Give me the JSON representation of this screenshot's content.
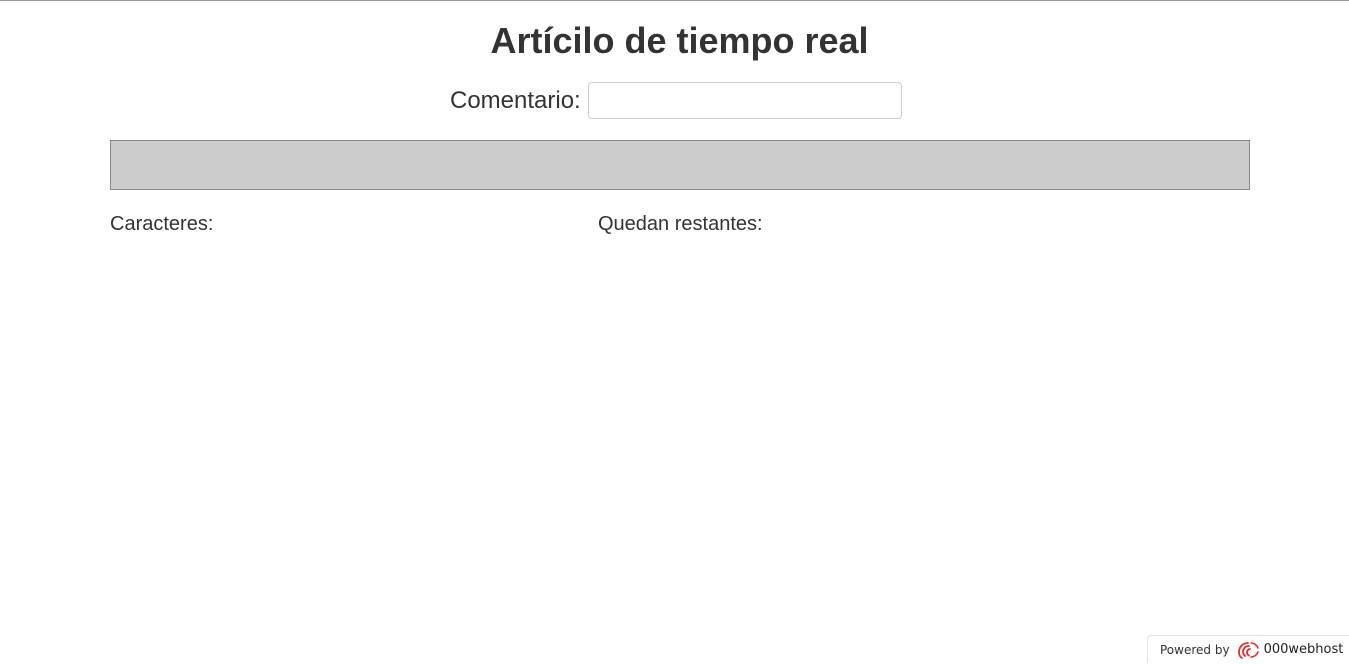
{
  "page": {
    "title": "Artícilo de tiempo real"
  },
  "form": {
    "comment_label": "Comentario:",
    "comment_value": "",
    "comment_placeholder": ""
  },
  "stats": {
    "characters_label": "Caracteres:",
    "remaining_label": "Quedan restantes:"
  },
  "footer": {
    "powered_by": "Powered by",
    "brand": "000webhost",
    "logo_icon": "000webhost-logo-icon",
    "logo_color": "#e52b2b"
  },
  "colors": {
    "preview_background": "#cccccc",
    "text": "#333333"
  }
}
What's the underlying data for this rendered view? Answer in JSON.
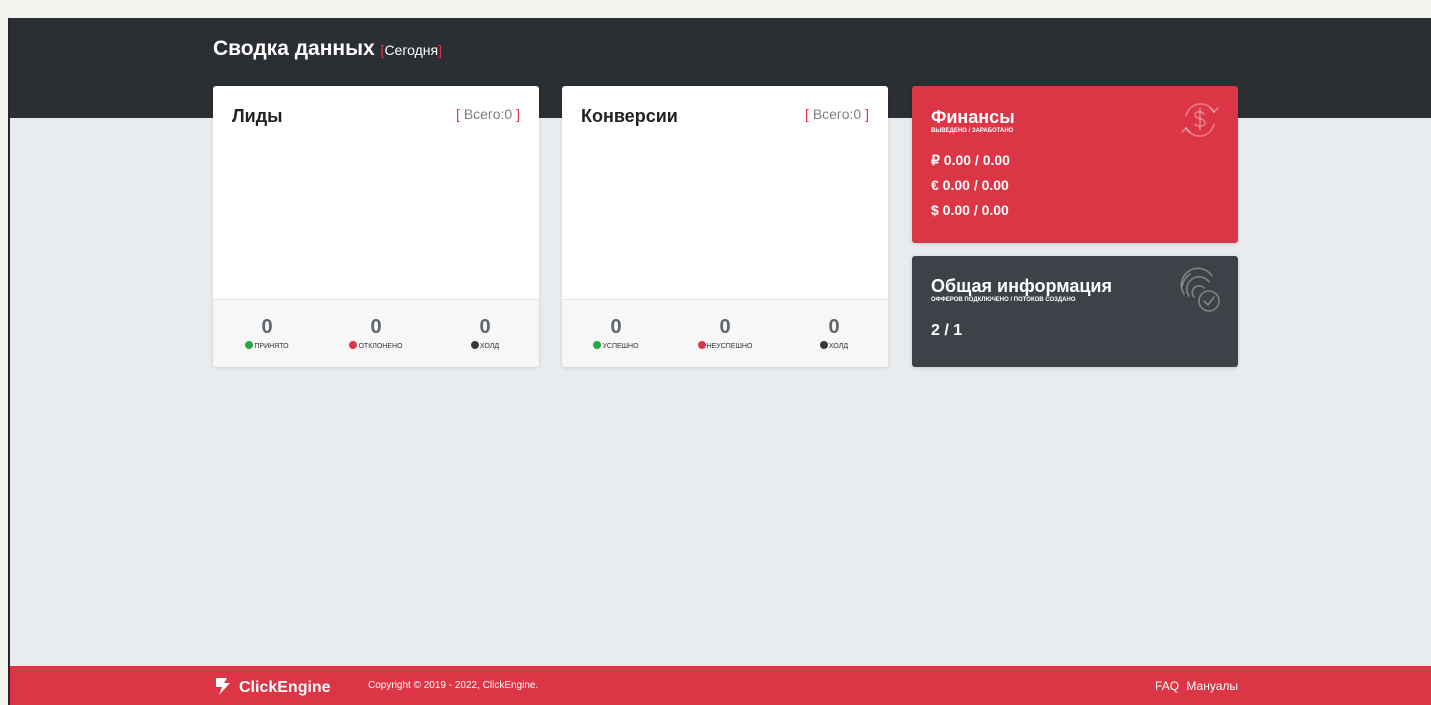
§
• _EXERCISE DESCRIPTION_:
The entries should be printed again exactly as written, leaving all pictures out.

• _ANSWER SPACE_:
Give me the JSON representation of this screenshot's content.
{
  "page": {
    "title": "Artícilo de tiempo real"
  },
  "form": {
    "comment_label": "Comentario:",
    "comment_value": "",
    "comment_placeholder": ""
  },
  "stats": {
    "characters_label": "Caracteres:",
    "remaining_label": "Quedan restantes:"
  },
  "footer": {
    "powered_by": "Powered by",
    "brand": "000webhost",
    "logo_icon": "000webhost-logo-icon",
    "logo_color": "#e52b2b"
  },
  "colors": {
    "preview_background": "#cccccc",
    "text": "#333333"
  }
}
What's the underlying data for this rendered view? Answer in JSON.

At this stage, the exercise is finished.